India Knowledge@Wharton: As a society, are we across the world becoming increasingly driven more by economic considerations? Is there also an increasing lack of work-life balance in our lives? What role can our leaders play in bringing about a balance and, also, what is the role of the business schools that are developing our future leaders?
Chatterjee: The point is that there is nothing called “work versus life”…. Life does not present itself in compartments, as the mind does. The mind is constantly preoccupied. So when we talk of work-life balance, you are fundamentally talking about your preoccupation with work when you are at home and your preoccupation with home when you are at work. The Gita’s solution is that if your occupation is clouded by your preoccupation, you are not really doing your work — whatever work it may be. The challenge is how you deal with your preoccupations. The Gita shows [how you can] take away your preoccupation from your occupation, which means that you deal with your emotional overload and integrate your life well. Then the balance will be automatically restored in your life. The Gita is a phenomenal text in terms of attitude shifts that you need to have, that one needs to see life in its unity and not compartments.
India Knowledge@Wharton: You have said that The Gita is very relevant in the boardrooms of the 21st century. But corporate executives from other religions may have a mind-block against adopting the lessons based on a religious book. Do you see this as a barrier to wider acceptance of your book? And how do you propose to overcome this barrier?

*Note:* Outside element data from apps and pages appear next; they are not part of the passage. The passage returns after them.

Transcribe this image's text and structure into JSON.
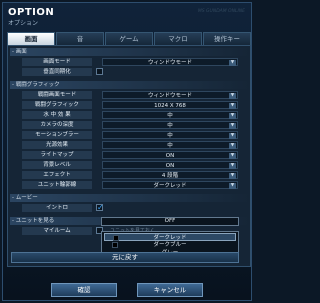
{
  "window": {
    "title": "OPTION",
    "subtitle": "オプション",
    "watermark": "MS GUNDAM ONLINE"
  },
  "tabs": [
    {
      "label": "画面",
      "active": true
    },
    {
      "label": "音",
      "active": false
    },
    {
      "label": "ゲーム",
      "active": false
    },
    {
      "label": "マクロ",
      "active": false
    },
    {
      "label": "操作キー",
      "active": false
    }
  ],
  "sections": {
    "screen": "- 画面",
    "graphics": "- 戦闘グラフィック",
    "movie": "- ムービー",
    "unit": "- ユニットを見る"
  },
  "screen": {
    "mode_label": "画面モード",
    "mode_value": "ウィンドウモード",
    "fix_label": "垂直同期化"
  },
  "graphics": {
    "rows": [
      {
        "label": "戦闘画面モード",
        "value": "ウィンドウモード"
      },
      {
        "label": "戦闘グラフィック",
        "value": "1024 X 768"
      },
      {
        "label": "水 中 効 果",
        "value": "中"
      },
      {
        "label": "カメラの深度",
        "value": "中"
      },
      {
        "label": "モーションブラー",
        "value": "中"
      },
      {
        "label": "光源効果",
        "value": "中"
      },
      {
        "label": "ライトマップ",
        "value": "ON"
      },
      {
        "label": "背景レベル",
        "value": "ON"
      },
      {
        "label": "エフェクト",
        "value": "4 段階"
      },
      {
        "label": "ユニット輪郭線",
        "value": "ダークレッド"
      }
    ]
  },
  "movie": {
    "intro_label": "イントロ",
    "intro_checked": true
  },
  "unit": {
    "room_label": "マイルーム",
    "room_note": "ユニットを見ておく"
  },
  "dropdown": {
    "head": "OFF",
    "options": [
      "ダークレッド",
      "ダークブルー",
      "グレー"
    ],
    "selected_index": 0
  },
  "buttons": {
    "reset": "元に戻す",
    "confirm": "確認",
    "cancel": "キャンセル"
  },
  "colors": {
    "background": "#0c1826",
    "active_tab": "#ffffff",
    "accent": "#3aa8ff"
  }
}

Chatterjee: That’s the reason why the title of the book is Timeless Leadership and not The Bhagavad Gita. The subtext is 18 Leadership Sutras from The Gita and not The Gita. Stephen Covey has taken the Mormon tradition and written the 7 Habits of Highly Effective People. I am looking at universal principles — like for instance, E=MC2. And that’s where the first point we discussed comes in — my book is not a translation, it is a trans-creation. Anyone who has a block against the Hindu religion or India should not find it preventing him from appreciating the principles that cross geographies, cultural frontiers and also time barriers.